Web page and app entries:

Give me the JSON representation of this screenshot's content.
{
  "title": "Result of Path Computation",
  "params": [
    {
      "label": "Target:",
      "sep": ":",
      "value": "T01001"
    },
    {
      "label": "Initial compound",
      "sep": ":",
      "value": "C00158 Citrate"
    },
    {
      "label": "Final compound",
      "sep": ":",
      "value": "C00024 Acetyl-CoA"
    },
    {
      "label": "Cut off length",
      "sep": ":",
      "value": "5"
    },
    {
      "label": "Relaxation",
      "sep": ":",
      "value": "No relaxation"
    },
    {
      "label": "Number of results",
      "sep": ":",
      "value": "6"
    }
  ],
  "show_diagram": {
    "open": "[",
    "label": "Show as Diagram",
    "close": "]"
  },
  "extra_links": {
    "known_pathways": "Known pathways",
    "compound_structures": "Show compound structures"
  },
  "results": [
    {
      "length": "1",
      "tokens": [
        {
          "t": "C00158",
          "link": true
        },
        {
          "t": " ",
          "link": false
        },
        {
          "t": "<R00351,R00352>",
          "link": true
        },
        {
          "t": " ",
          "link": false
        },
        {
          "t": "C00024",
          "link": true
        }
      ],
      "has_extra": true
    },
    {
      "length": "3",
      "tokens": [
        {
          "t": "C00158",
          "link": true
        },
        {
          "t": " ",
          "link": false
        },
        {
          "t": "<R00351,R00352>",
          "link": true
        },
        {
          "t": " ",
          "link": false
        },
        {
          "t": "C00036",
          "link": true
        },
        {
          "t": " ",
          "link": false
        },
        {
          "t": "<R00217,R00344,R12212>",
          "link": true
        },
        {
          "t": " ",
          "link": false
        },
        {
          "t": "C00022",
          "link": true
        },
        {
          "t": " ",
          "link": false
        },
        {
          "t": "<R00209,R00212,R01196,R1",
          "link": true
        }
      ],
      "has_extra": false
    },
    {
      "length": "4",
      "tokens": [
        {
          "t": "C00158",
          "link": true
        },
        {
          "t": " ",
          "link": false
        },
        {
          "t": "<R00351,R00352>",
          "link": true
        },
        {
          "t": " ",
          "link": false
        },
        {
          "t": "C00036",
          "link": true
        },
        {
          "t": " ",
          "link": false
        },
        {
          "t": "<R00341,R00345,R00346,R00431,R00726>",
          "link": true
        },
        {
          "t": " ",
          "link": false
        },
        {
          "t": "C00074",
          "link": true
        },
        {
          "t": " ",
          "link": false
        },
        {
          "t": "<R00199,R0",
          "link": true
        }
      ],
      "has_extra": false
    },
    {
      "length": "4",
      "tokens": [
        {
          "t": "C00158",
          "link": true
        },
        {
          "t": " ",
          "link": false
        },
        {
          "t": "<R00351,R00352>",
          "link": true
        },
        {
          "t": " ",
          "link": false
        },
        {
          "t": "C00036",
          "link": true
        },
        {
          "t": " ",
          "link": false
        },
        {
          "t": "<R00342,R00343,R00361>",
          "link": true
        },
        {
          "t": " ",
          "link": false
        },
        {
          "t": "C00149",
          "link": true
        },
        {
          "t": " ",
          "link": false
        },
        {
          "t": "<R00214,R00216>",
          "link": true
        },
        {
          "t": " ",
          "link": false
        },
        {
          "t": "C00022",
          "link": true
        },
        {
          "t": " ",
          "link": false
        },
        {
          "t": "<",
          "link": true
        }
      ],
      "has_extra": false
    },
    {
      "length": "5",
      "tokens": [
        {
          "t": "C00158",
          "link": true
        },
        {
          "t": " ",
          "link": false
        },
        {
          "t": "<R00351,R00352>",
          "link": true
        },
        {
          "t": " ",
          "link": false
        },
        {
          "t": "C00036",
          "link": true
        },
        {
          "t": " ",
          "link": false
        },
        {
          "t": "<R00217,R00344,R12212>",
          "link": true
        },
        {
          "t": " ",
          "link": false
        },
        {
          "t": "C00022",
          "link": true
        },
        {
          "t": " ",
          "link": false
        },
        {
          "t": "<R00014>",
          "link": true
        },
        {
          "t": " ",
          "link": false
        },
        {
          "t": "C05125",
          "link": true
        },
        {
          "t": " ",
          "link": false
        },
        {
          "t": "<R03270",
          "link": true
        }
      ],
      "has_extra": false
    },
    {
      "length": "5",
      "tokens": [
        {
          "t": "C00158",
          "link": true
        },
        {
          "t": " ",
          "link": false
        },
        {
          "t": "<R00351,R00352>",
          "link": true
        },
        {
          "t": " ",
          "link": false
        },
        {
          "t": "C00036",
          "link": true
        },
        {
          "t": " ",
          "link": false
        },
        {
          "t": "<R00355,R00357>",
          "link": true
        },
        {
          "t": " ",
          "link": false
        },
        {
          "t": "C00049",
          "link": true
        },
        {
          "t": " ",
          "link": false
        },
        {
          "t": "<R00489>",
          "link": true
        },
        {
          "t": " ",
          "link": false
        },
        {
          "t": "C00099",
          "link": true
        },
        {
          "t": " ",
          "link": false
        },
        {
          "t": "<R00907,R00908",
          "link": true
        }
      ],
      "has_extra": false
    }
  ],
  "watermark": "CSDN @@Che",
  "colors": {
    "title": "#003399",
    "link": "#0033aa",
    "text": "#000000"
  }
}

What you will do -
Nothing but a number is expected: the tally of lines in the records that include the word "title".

Answer area -
2